## [Work instructions]
In your reply, write out each entry exactly as given.

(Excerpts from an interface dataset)
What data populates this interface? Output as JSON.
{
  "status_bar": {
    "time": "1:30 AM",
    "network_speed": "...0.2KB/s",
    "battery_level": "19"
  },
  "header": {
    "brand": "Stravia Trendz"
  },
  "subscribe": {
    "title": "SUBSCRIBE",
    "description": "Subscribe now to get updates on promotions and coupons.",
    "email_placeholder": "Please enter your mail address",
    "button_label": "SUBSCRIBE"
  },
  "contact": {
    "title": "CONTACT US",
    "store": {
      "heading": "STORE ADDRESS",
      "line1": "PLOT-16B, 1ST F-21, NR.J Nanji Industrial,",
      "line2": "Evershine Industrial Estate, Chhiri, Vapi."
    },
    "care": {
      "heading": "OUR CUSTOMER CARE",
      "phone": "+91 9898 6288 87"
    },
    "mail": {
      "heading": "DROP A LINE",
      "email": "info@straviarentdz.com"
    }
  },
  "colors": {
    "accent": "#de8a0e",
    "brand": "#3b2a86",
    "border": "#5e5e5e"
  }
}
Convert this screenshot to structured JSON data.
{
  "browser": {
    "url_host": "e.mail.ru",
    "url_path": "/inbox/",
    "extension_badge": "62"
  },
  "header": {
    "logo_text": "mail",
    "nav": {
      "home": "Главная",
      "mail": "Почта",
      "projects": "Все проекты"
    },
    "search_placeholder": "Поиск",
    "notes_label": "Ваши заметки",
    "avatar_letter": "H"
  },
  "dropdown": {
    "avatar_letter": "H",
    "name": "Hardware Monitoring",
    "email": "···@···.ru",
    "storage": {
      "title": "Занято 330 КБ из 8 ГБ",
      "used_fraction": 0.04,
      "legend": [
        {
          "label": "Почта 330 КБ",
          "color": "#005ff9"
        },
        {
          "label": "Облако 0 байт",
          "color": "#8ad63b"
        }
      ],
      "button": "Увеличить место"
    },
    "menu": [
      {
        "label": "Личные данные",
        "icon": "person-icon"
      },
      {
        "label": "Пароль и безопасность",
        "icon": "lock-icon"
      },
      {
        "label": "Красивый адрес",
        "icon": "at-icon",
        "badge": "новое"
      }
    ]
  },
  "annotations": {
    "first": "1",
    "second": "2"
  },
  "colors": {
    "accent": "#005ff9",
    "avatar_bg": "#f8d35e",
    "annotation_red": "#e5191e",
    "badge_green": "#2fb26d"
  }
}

## [Answer box]
What data populates this interface? Output as JSON.
{
  "status_bar": {
    "time": "1:30 AM",
    "network_speed": "...0.2KB/s",
    "battery_level": "19"
  },
  "header": {
    "brand": "Stravia Trendz"
  },
  "subscribe": {
    "title": "SUBSCRIBE",
    "description": "Subscribe now to get updates on promotions and coupons.",
    "email_placeholder": "Please enter your mail address",
    "button_label": "SUBSCRIBE"
  },
  "contact": {
    "title": "CONTACT US",
    "store": {
      "heading": "STORE ADDRESS",
      "line1": "PLOT-16B, 1ST F-21, NR.J Nanji Industrial,",
      "line2": "Evershine Industrial Estate, Chhiri, Vapi."
    },
    "care": {
      "heading": "OUR CUSTOMER CARE",
      "phone": "+91 9898 6288 87"
    },
    "mail": {
      "heading": "DROP A LINE",
      "email": "info@straviarentdz.com"
    }
  },
  "colors": {
    "accent": "#de8a0e",
    "brand": "#3b2a86",
    "border": "#5e5e5e"
  }
}
Convert this screenshot to structured JSON data.
{
  "browser": {
    "url_host": "e.mail.ru",
    "url_path": "/inbox/",
    "extension_badge": "62"
  },
  "header": {
    "logo_text": "mail",
    "nav": {
      "home": "Главная",
      "mail": "Почта",
      "projects": "Все проекты"
    },
    "search_placeholder": "Поиск",
    "notes_label": "Ваши заметки",
    "avatar_letter": "H"
  },
  "dropdown": {
    "avatar_letter": "H",
    "name": "Hardware Monitoring",
    "email": "···@···.ru",
    "storage": {
      "title": "Занято 330 КБ из 8 ГБ",
      "used_fraction": 0.04,
      "legend": [
        {
          "label": "Почта 330 КБ",
          "color": "#005ff9"
        },
        {
          "label": "Облако 0 байт",
          "color": "#8ad63b"
        }
      ],
      "button": "Увеличить место"
    },
    "menu": [
      {
        "label": "Личные данные",
        "icon": "person-icon"
      },
      {
        "label": "Пароль и безопасность",
        "icon": "lock-icon"
      },
      {
        "label": "Красивый адрес",
        "icon": "at-icon",
        "badge": "новое"
      }
    ]
  },
  "annotations": {
    "first": "1",
    "second": "2"
  },
  "colors": {
    "accent": "#005ff9",
    "avatar_bg": "#f8d35e",
    "annotation_red": "#e5191e",
    "badge_green": "#2fb26d"
  }
}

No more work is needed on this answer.